=== Section Start ===

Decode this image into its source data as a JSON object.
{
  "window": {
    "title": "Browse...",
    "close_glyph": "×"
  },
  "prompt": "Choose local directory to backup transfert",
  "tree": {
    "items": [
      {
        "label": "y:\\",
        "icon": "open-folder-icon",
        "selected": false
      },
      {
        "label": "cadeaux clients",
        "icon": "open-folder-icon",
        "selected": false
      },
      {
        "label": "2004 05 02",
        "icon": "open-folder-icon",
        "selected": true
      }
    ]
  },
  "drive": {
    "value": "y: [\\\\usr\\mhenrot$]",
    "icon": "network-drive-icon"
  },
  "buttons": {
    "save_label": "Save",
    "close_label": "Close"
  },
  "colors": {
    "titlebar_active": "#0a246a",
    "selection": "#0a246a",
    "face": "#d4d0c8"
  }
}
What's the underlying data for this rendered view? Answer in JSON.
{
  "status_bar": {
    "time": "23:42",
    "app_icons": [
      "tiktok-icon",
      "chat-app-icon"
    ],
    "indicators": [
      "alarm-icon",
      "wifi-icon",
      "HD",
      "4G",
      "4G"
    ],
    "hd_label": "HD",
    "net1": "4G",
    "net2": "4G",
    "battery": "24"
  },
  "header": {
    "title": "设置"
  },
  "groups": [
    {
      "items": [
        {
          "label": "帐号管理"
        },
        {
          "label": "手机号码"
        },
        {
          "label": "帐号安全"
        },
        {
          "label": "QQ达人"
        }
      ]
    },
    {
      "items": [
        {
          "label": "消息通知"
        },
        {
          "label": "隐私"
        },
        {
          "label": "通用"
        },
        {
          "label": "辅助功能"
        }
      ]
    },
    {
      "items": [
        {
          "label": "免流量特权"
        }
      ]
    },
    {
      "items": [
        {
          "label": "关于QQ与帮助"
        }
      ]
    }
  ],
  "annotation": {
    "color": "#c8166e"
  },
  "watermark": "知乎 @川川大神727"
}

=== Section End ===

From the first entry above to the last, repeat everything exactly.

Decode this image into its source data as a JSON object.
{
  "window": {
    "title": "Browse...",
    "close_glyph": "×"
  },
  "prompt": "Choose local directory to backup transfert",
  "tree": {
    "items": [
      {
        "label": "y:\\",
        "icon": "open-folder-icon",
        "selected": false
      },
      {
        "label": "cadeaux clients",
        "icon": "open-folder-icon",
        "selected": false
      },
      {
        "label": "2004 05 02",
        "icon": "open-folder-icon",
        "selected": true
      }
    ]
  },
  "drive": {
    "value": "y: [\\\\usr\\mhenrot$]",
    "icon": "network-drive-icon"
  },
  "buttons": {
    "save_label": "Save",
    "close_label": "Close"
  },
  "colors": {
    "titlebar_active": "#0a246a",
    "selection": "#0a246a",
    "face": "#d4d0c8"
  }
}
What's the underlying data for this rendered view? Answer in JSON.
{
  "status_bar": {
    "time": "23:42",
    "app_icons": [
      "tiktok-icon",
      "chat-app-icon"
    ],
    "indicators": [
      "alarm-icon",
      "wifi-icon",
      "HD",
      "4G",
      "4G"
    ],
    "hd_label": "HD",
    "net1": "4G",
    "net2": "4G",
    "battery": "24"
  },
  "header": {
    "title": "设置"
  },
  "groups": [
    {
      "items": [
        {
          "label": "帐号管理"
        },
        {
          "label": "手机号码"
        },
        {
          "label": "帐号安全"
        },
        {
          "label": "QQ达人"
        }
      ]
    },
    {
      "items": [
        {
          "label": "消息通知"
        },
        {
          "label": "隐私"
        },
        {
          "label": "通用"
        },
        {
          "label": "辅助功能"
        }
      ]
    },
    {
      "items": [
        {
          "label": "免流量特权"
        }
      ]
    },
    {
      "items": [
        {
          "label": "关于QQ与帮助"
        }
      ]
    }
  ],
  "annotation": {
    "color": "#c8166e"
  },
  "watermark": "知乎 @川川大神727"
}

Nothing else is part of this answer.